> _Activity_
The answer consists of one number: how many lines of the data below include the string "Arrows".

(Dataset rows describing interfaces)
------------

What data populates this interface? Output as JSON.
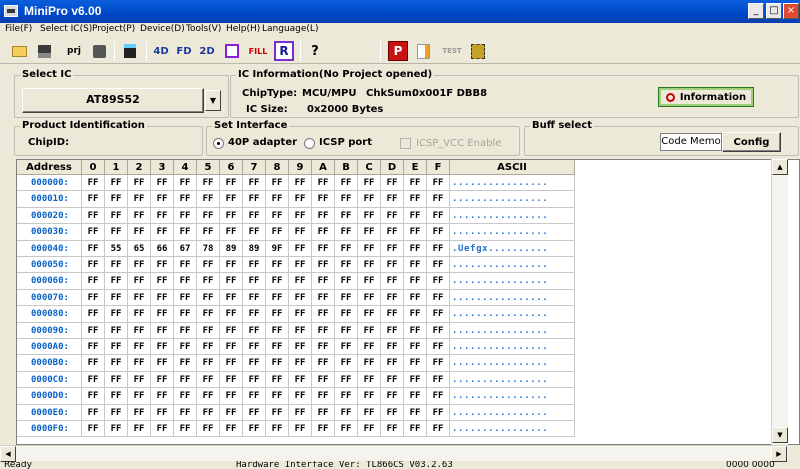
{
  "window": {
    "title": "MiniPro v6.00"
  },
  "menu": [
    "File(F)",
    "Select IC(S)",
    "Project(P)",
    "Device(D)",
    "Tools(V)",
    "Help(H)",
    "Language(L)"
  ],
  "toolbar": {
    "icons": [
      "open-icon",
      "save-icon",
      "project-icon",
      "save-project-icon",
      "device-icon",
      "4d-icon",
      "fd-icon",
      "2d-icon",
      "chip-select-icon",
      "fill-icon",
      "r-icon",
      "help-icon",
      "program-icon",
      "edit-icon",
      "test-icon",
      "chip-icon"
    ],
    "labels": {
      "prj": "prj",
      "fill": "FILL",
      "r": "R",
      "help": "?",
      "p": "P",
      "test": "TEST",
      "4d": "4D",
      "fd": "FD",
      "2d": "2D"
    }
  },
  "select_ic": {
    "label": "Select IC",
    "value": "AT89S52"
  },
  "ic_info": {
    "label": "IC Information(No Project opened)",
    "chip_type_label": "ChipType:",
    "chip_type": "MCU/MPU",
    "chksum_label": "ChkSum:",
    "chksum": "0x001F DBB8",
    "ic_size_label": "IC Size:",
    "ic_size": "0x2000 Bytes",
    "info_button": "Information"
  },
  "product_id": {
    "label": "Product Identification",
    "chip_id_label": "ChipID:"
  },
  "interface": {
    "label": "Set Interface",
    "options": [
      "40P adapter",
      "ICSP port"
    ],
    "selected": "40P adapter",
    "icsp_vcc": "ICSP_VCC Enable"
  },
  "buff": {
    "label": "Buff select",
    "current": "Code Memo",
    "config": "Config"
  },
  "grid": {
    "headers": [
      "Address",
      "0",
      "1",
      "2",
      "3",
      "4",
      "5",
      "6",
      "7",
      "8",
      "9",
      "A",
      "B",
      "C",
      "D",
      "E",
      "F",
      "ASCII"
    ],
    "rows": [
      {
        "addr": "000000:",
        "bytes": [
          "FF",
          "FF",
          "FF",
          "FF",
          "FF",
          "FF",
          "FF",
          "FF",
          "FF",
          "FF",
          "FF",
          "FF",
          "FF",
          "FF",
          "FF",
          "FF"
        ],
        "ascii": "................"
      },
      {
        "addr": "000010:",
        "bytes": [
          "FF",
          "FF",
          "FF",
          "FF",
          "FF",
          "FF",
          "FF",
          "FF",
          "FF",
          "FF",
          "FF",
          "FF",
          "FF",
          "FF",
          "FF",
          "FF"
        ],
        "ascii": "................"
      },
      {
        "addr": "000020:",
        "bytes": [
          "FF",
          "FF",
          "FF",
          "FF",
          "FF",
          "FF",
          "FF",
          "FF",
          "FF",
          "FF",
          "FF",
          "FF",
          "FF",
          "FF",
          "FF",
          "FF"
        ],
        "ascii": "................"
      },
      {
        "addr": "000030:",
        "bytes": [
          "FF",
          "FF",
          "FF",
          "FF",
          "FF",
          "FF",
          "FF",
          "FF",
          "FF",
          "FF",
          "FF",
          "FF",
          "FF",
          "FF",
          "FF",
          "FF"
        ],
        "ascii": "................"
      },
      {
        "addr": "000040:",
        "bytes": [
          "FF",
          "55",
          "65",
          "66",
          "67",
          "78",
          "89",
          "89",
          "9F",
          "FF",
          "FF",
          "FF",
          "FF",
          "FF",
          "FF",
          "FF"
        ],
        "ascii": ".Uefgx.........."
      },
      {
        "addr": "000050:",
        "bytes": [
          "FF",
          "FF",
          "FF",
          "FF",
          "FF",
          "FF",
          "FF",
          "FF",
          "FF",
          "FF",
          "FF",
          "FF",
          "FF",
          "FF",
          "FF",
          "FF"
        ],
        "ascii": "................"
      },
      {
        "addr": "000060:",
        "bytes": [
          "FF",
          "FF",
          "FF",
          "FF",
          "FF",
          "FF",
          "FF",
          "FF",
          "FF",
          "FF",
          "FF",
          "FF",
          "FF",
          "FF",
          "FF",
          "FF"
        ],
        "ascii": "................"
      },
      {
        "addr": "000070:",
        "bytes": [
          "FF",
          "FF",
          "FF",
          "FF",
          "FF",
          "FF",
          "FF",
          "FF",
          "FF",
          "FF",
          "FF",
          "FF",
          "FF",
          "FF",
          "FF",
          "FF"
        ],
        "ascii": "................"
      },
      {
        "addr": "000080:",
        "bytes": [
          "FF",
          "FF",
          "FF",
          "FF",
          "FF",
          "FF",
          "FF",
          "FF",
          "FF",
          "FF",
          "FF",
          "FF",
          "FF",
          "FF",
          "FF",
          "FF"
        ],
        "ascii": "................"
      },
      {
        "addr": "000090:",
        "bytes": [
          "FF",
          "FF",
          "FF",
          "FF",
          "FF",
          "FF",
          "FF",
          "FF",
          "FF",
          "FF",
          "FF",
          "FF",
          "FF",
          "FF",
          "FF",
          "FF"
        ],
        "ascii": "................"
      },
      {
        "addr": "0000A0:",
        "bytes": [
          "FF",
          "FF",
          "FF",
          "FF",
          "FF",
          "FF",
          "FF",
          "FF",
          "FF",
          "FF",
          "FF",
          "FF",
          "FF",
          "FF",
          "FF",
          "FF"
        ],
        "ascii": "................"
      },
      {
        "addr": "0000B0:",
        "bytes": [
          "FF",
          "FF",
          "FF",
          "FF",
          "FF",
          "FF",
          "FF",
          "FF",
          "FF",
          "FF",
          "FF",
          "FF",
          "FF",
          "FF",
          "FF",
          "FF"
        ],
        "ascii": "................"
      },
      {
        "addr": "0000C0:",
        "bytes": [
          "FF",
          "FF",
          "FF",
          "FF",
          "FF",
          "FF",
          "FF",
          "FF",
          "FF",
          "FF",
          "FF",
          "FF",
          "FF",
          "FF",
          "FF",
          "FF"
        ],
        "ascii": "................"
      },
      {
        "addr": "0000D0:",
        "bytes": [
          "FF",
          "FF",
          "FF",
          "FF",
          "FF",
          "FF",
          "FF",
          "FF",
          "FF",
          "FF",
          "FF",
          "FF",
          "FF",
          "FF",
          "FF",
          "FF"
        ],
        "ascii": "................"
      },
      {
        "addr": "0000E0:",
        "bytes": [
          "FF",
          "FF",
          "FF",
          "FF",
          "FF",
          "FF",
          "FF",
          "FF",
          "FF",
          "FF",
          "FF",
          "FF",
          "FF",
          "FF",
          "FF",
          "FF"
        ],
        "ascii": "................"
      },
      {
        "addr": "0000F0:",
        "bytes": [
          "FF",
          "FF",
          "FF",
          "FF",
          "FF",
          "FF",
          "FF",
          "FF",
          "FF",
          "FF",
          "FF",
          "FF",
          "FF",
          "FF",
          "FF",
          "FF"
        ],
        "ascii": "................"
      }
    ]
  },
  "status": {
    "left": "Ready",
    "middle": "Hardware Interface Ver: TL866CS V03.2.63",
    "right": "0000 0000"
  },
  "colors": {
    "titlebar": "#0a5fdb",
    "address": "#0a62c8",
    "ascii": "#1e6fd0",
    "face": "#ece9d8"
  }
}
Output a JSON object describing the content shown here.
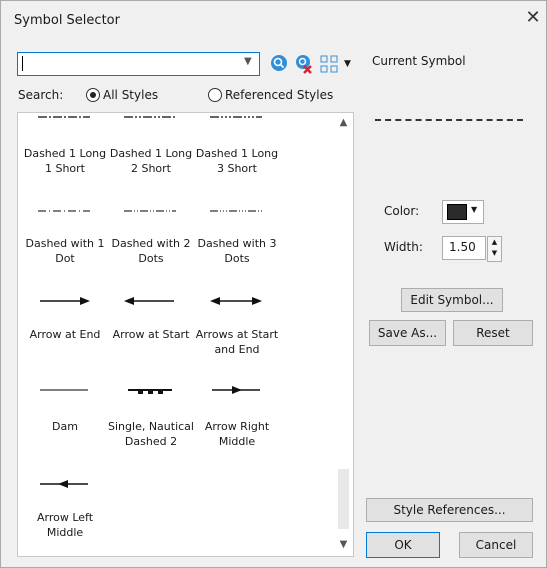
{
  "window": {
    "title": "Symbol Selector",
    "close_glyph": "✕"
  },
  "search": {
    "value": "",
    "label": "Search:",
    "scope_all": "All Styles",
    "scope_referenced": "Referenced Styles",
    "selected_scope": "All Styles"
  },
  "toolbar": {
    "search_icon": "search-icon",
    "clear_icon": "clear-search-icon",
    "view_icon": "grid-view-icon"
  },
  "symbols": [
    {
      "label": "Dashed 1 Long 1 Short",
      "line1": "Dashed 1 Long",
      "line2": "1 Short",
      "style": "dash-1long-1short"
    },
    {
      "label": "Dashed 1 Long 2 Short",
      "line1": "Dashed 1 Long",
      "line2": "2 Short",
      "style": "dash-1long-2short"
    },
    {
      "label": "Dashed 1 Long 3 Short",
      "line1": "Dashed 1 Long",
      "line2": "3 Short",
      "style": "dash-1long-3short"
    },
    {
      "label": "Dashed with 1 Dot",
      "line1": "Dashed with 1",
      "line2": "Dot",
      "style": "dash-1dot"
    },
    {
      "label": "Dashed with 2 Dots",
      "line1": "Dashed with 2",
      "line2": "Dots",
      "style": "dash-2dots"
    },
    {
      "label": "Dashed with 3 Dots",
      "line1": "Dashed with 3",
      "line2": "Dots",
      "style": "dash-3dots"
    },
    {
      "label": "Arrow at End",
      "line1": "Arrow at End",
      "line2": "",
      "style": "arrow-end"
    },
    {
      "label": "Arrow at Start",
      "line1": "Arrow at Start",
      "line2": "",
      "style": "arrow-start"
    },
    {
      "label": "Arrows at Start and End",
      "line1": "Arrows at Start",
      "line2": "and End",
      "style": "arrow-both"
    },
    {
      "label": "Dam",
      "line1": "Dam",
      "line2": "",
      "style": "dam"
    },
    {
      "label": "Single, Nautical Dashed 2",
      "line1": "Single, Nautical",
      "line2": "Dashed 2",
      "style": "nautical"
    },
    {
      "label": "Arrow Right Middle",
      "line1": "Arrow Right",
      "line2": "Middle",
      "style": "arrow-right-middle"
    },
    {
      "label": "Arrow Left Middle",
      "line1": "Arrow Left",
      "line2": "Middle",
      "style": "arrow-left-middle"
    }
  ],
  "current_symbol": {
    "heading": "Current Symbol",
    "color_label": "Color:",
    "color_value": "#2b2b2b",
    "width_label": "Width:",
    "width_value": "1.50"
  },
  "buttons": {
    "edit_symbol": "Edit Symbol...",
    "save_as": "Save As...",
    "reset": "Reset",
    "style_references": "Style References...",
    "ok": "OK",
    "cancel": "Cancel"
  }
}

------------

> _Answer space_
2